WORK REQUEST –
Copy the data exactly, line for line.

MATERIAL SUPPLIED –
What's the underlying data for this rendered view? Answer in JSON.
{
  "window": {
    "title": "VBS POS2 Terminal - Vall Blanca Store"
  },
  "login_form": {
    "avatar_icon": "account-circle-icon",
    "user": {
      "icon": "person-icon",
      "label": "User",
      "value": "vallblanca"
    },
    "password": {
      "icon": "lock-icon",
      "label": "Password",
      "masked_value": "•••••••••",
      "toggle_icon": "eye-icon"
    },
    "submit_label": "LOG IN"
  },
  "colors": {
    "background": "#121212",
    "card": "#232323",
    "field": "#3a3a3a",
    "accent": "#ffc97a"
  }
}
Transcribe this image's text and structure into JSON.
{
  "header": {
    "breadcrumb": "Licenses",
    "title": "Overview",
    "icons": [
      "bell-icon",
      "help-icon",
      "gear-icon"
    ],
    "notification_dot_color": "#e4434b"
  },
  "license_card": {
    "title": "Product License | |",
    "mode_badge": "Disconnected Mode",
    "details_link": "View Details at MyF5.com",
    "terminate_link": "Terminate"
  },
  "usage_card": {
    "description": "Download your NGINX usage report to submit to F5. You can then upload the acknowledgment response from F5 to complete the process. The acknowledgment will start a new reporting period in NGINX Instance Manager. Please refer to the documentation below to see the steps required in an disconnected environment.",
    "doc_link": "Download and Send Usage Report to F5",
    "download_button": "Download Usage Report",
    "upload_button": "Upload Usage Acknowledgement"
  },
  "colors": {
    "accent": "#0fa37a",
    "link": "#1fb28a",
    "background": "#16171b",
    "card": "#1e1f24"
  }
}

RESULT –
What's the underlying data for this rendered view? Answer in JSON.
{
  "window": {
    "title": "VBS POS2 Terminal - Vall Blanca Store"
  },
  "login_form": {
    "avatar_icon": "account-circle-icon",
    "user": {
      "icon": "person-icon",
      "label": "User",
      "value": "vallblanca"
    },
    "password": {
      "icon": "lock-icon",
      "label": "Password",
      "masked_value": "•••••••••",
      "toggle_icon": "eye-icon"
    },
    "submit_label": "LOG IN"
  },
  "colors": {
    "background": "#121212",
    "card": "#232323",
    "field": "#3a3a3a",
    "accent": "#ffc97a"
  }
}
Transcribe this image's text and structure into JSON.
{
  "header": {
    "breadcrumb": "Licenses",
    "title": "Overview",
    "icons": [
      "bell-icon",
      "help-icon",
      "gear-icon"
    ],
    "notification_dot_color": "#e4434b"
  },
  "license_card": {
    "title": "Product License | |",
    "mode_badge": "Disconnected Mode",
    "details_link": "View Details at MyF5.com",
    "terminate_link": "Terminate"
  },
  "usage_card": {
    "description": "Download your NGINX usage report to submit to F5. You can then upload the acknowledgment response from F5 to complete the process. The acknowledgment will start a new reporting period in NGINX Instance Manager. Please refer to the documentation below to see the steps required in an disconnected environment.",
    "doc_link": "Download and Send Usage Report to F5",
    "download_button": "Download Usage Report",
    "upload_button": "Upload Usage Acknowledgement"
  },
  "colors": {
    "accent": "#0fa37a",
    "link": "#1fb28a",
    "background": "#16171b",
    "card": "#1e1f24"
  }
}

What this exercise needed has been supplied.